July 26-27. We finished the east hip roof and tacked on fascia. All the joists have been nipped to prepare for plywood. The fascia needs trimming on the corner:

The west corner:

July 28-29. Plywood on the corners. This is the hardest part of the roof since each piece of plywood has to be measured, cut and sometimes recut. Much of the remaining pieces should go on as stock 4x8' sheets. The top row is about 20" wide. Plywood strips will have to be cut for that row:

Friday, August 17. When I came back after a two-week vacation in Togo, the porch roof was done:

The back roof:

December 21, 2012. The porches have trim and ceilings. See the Siding page for more details::

We got our temporary certificate of occupancy at the end of April, 2013. We had to bar the doors onto the porch to get that certificate since the porch had no stairs or railings:

June, 2013. Back stairs and front stairs. To save time, I bought pre-cut stringers from the generic big box home improvement store. Since I had not yet graded the ground around the house, I had to use temporary supports for the steps. Back steps:

Front step stringers:

A picture of treads will have to wait till July.

July, 2013. Time to grade the area around the house. Here is the little backhoe I rented. You can see one of the three piles of dirt left over from the septic pit dig. Well, someone has to move all that dirt. It might as well be me:

Here are the front steps after spreading around a few tons of dirt:

The back steps, with a wooden form for a concrete pad. I lay some rebar in the space to reinforce the future concrete pad:

Here is the very definition of a screed, "a leveling device drawn over freshly poured concrete."

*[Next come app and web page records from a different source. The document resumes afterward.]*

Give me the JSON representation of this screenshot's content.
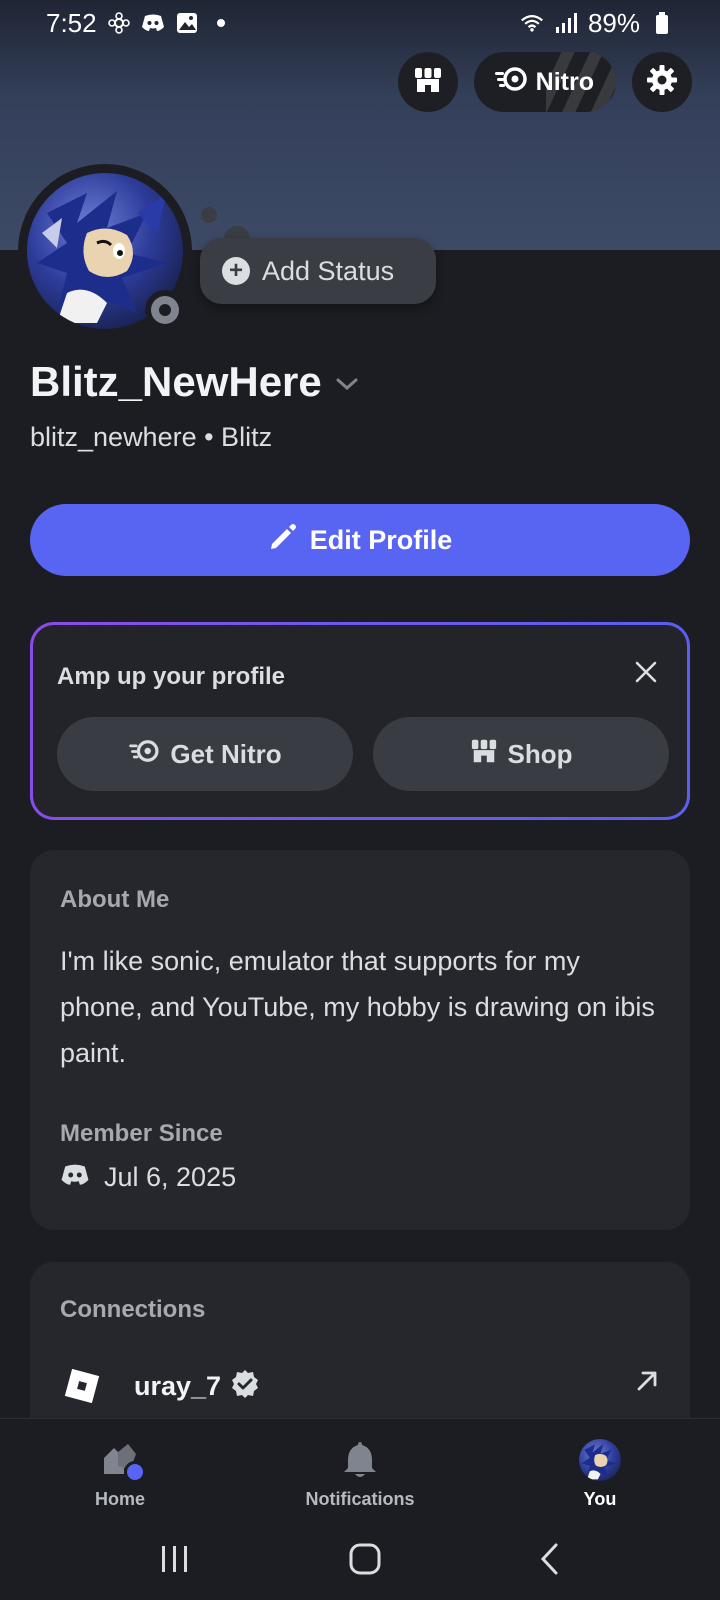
{
  "status_bar": {
    "time": "7:52",
    "battery": "89%",
    "icons": [
      "settings-flower-icon",
      "discord-icon",
      "image-icon",
      "dot-icon",
      "wifi-icon",
      "signal-icon",
      "battery-icon"
    ]
  },
  "header": {
    "nitro_label": "Nitro",
    "icons": [
      "shop-icon",
      "nitro-icon",
      "settings-gear-icon"
    ]
  },
  "profile": {
    "add_status_label": "Add Status",
    "display_name": "Blitz_NewHere",
    "handle": "blitz_newhere • Blitz",
    "edit_profile_label": "Edit Profile",
    "presence": "offline"
  },
  "amp_card": {
    "title": "Amp up your profile",
    "get_nitro_label": "Get Nitro",
    "shop_label": "Shop",
    "border_colors": [
      "#8a4ce8",
      "#5a5ff2"
    ]
  },
  "about": {
    "title": "About Me",
    "text": "I'm like sonic, emulator that supports for my phone, and YouTube, my hobby is drawing on ibis paint.",
    "member_since_title": "Member Since",
    "member_since_date": "Jul 6, 2025"
  },
  "connections": {
    "title": "Connections",
    "items": [
      {
        "service": "roblox",
        "name": "uray_7",
        "verified": true
      }
    ]
  },
  "bottom_nav": {
    "items": [
      {
        "label": "Home",
        "icon": "home-servers-icon",
        "active": false
      },
      {
        "label": "Notifications",
        "icon": "bell-icon",
        "active": false
      },
      {
        "label": "You",
        "icon": "user-avatar-icon",
        "active": true
      }
    ]
  },
  "colors": {
    "accent": "#5865f2",
    "background": "#1c1d22",
    "card": "#26272d"
  }
}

A finishing trowel and an edging tool:

Back steps done:

Front steps done the same way:

Though not part of the porches, I also had to build a small deck off the back sliding door. I include that here. Ledger board anchored to the wall:

Deck and stringers:

Finished, with gas grill:


August, 2013. Back to the porches. We need railings everywhere. Vinyl is final. Here the first railing section goes up. Post wrap, rails and balusters. I got these from Great Railing in Williamstown:

A few growing pains as I figured out the easiest way to cut and install these railings, but it was not difficult or time consuming. Solid, strong product. Successive pictures over about 5 days:

August 20, 2013.The porch is done except for some trim.